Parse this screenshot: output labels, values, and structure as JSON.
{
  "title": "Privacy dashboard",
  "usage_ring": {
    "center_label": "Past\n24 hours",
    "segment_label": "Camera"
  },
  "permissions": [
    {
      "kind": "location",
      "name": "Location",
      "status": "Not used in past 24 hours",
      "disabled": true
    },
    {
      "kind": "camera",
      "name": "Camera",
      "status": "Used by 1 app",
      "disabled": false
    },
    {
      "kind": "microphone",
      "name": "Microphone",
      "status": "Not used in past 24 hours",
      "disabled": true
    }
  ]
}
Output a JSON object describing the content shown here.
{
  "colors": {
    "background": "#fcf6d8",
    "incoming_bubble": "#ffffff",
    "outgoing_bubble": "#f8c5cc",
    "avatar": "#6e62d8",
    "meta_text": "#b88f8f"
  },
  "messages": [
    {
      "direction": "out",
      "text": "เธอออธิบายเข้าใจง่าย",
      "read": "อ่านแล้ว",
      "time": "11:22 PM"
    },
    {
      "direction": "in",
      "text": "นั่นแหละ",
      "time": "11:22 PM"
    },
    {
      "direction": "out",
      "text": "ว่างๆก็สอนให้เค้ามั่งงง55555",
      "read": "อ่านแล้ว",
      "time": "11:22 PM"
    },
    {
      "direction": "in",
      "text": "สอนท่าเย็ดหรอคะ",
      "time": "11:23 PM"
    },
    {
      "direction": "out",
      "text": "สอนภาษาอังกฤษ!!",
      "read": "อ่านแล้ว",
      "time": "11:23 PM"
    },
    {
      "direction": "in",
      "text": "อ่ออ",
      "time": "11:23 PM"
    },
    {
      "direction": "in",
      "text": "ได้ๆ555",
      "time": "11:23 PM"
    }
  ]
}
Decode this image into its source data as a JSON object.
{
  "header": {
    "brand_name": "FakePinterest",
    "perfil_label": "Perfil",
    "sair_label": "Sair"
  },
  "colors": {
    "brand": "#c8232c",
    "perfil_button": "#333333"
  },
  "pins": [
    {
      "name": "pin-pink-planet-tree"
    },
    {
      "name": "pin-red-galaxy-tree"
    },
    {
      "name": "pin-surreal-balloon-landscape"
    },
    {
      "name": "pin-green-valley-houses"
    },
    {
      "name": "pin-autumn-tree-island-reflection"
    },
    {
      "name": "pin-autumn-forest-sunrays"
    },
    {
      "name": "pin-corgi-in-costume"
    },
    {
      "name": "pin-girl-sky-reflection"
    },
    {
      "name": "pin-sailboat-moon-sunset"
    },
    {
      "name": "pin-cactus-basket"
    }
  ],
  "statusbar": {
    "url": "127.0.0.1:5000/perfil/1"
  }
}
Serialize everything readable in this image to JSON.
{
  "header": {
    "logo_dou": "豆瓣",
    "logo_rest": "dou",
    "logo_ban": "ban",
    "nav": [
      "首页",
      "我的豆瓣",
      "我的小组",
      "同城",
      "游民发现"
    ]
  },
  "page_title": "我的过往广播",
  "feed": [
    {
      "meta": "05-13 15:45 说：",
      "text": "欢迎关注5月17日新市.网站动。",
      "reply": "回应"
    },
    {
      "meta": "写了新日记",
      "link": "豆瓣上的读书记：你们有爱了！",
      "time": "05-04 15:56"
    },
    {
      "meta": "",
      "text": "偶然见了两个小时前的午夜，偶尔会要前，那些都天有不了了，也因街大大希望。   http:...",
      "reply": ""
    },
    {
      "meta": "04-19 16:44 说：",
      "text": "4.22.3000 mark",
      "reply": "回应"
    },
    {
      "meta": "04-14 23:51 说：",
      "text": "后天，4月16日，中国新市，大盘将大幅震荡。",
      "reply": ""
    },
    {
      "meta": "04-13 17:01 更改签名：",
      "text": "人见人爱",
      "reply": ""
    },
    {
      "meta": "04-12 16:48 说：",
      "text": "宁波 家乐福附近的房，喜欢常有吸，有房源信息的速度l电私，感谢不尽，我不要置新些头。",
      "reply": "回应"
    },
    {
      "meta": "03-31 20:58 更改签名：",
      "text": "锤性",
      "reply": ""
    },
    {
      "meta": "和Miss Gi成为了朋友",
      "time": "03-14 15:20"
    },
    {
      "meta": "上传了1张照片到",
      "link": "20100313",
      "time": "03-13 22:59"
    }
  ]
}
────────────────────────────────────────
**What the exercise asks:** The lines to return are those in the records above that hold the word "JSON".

**Task output:**
Parse this screenshot: output labels, values, and structure as JSON.
Output a JSON object describing the content shown here.
Decode this image into its source data as a JSON object.
Serialize everything readable in this image to JSON.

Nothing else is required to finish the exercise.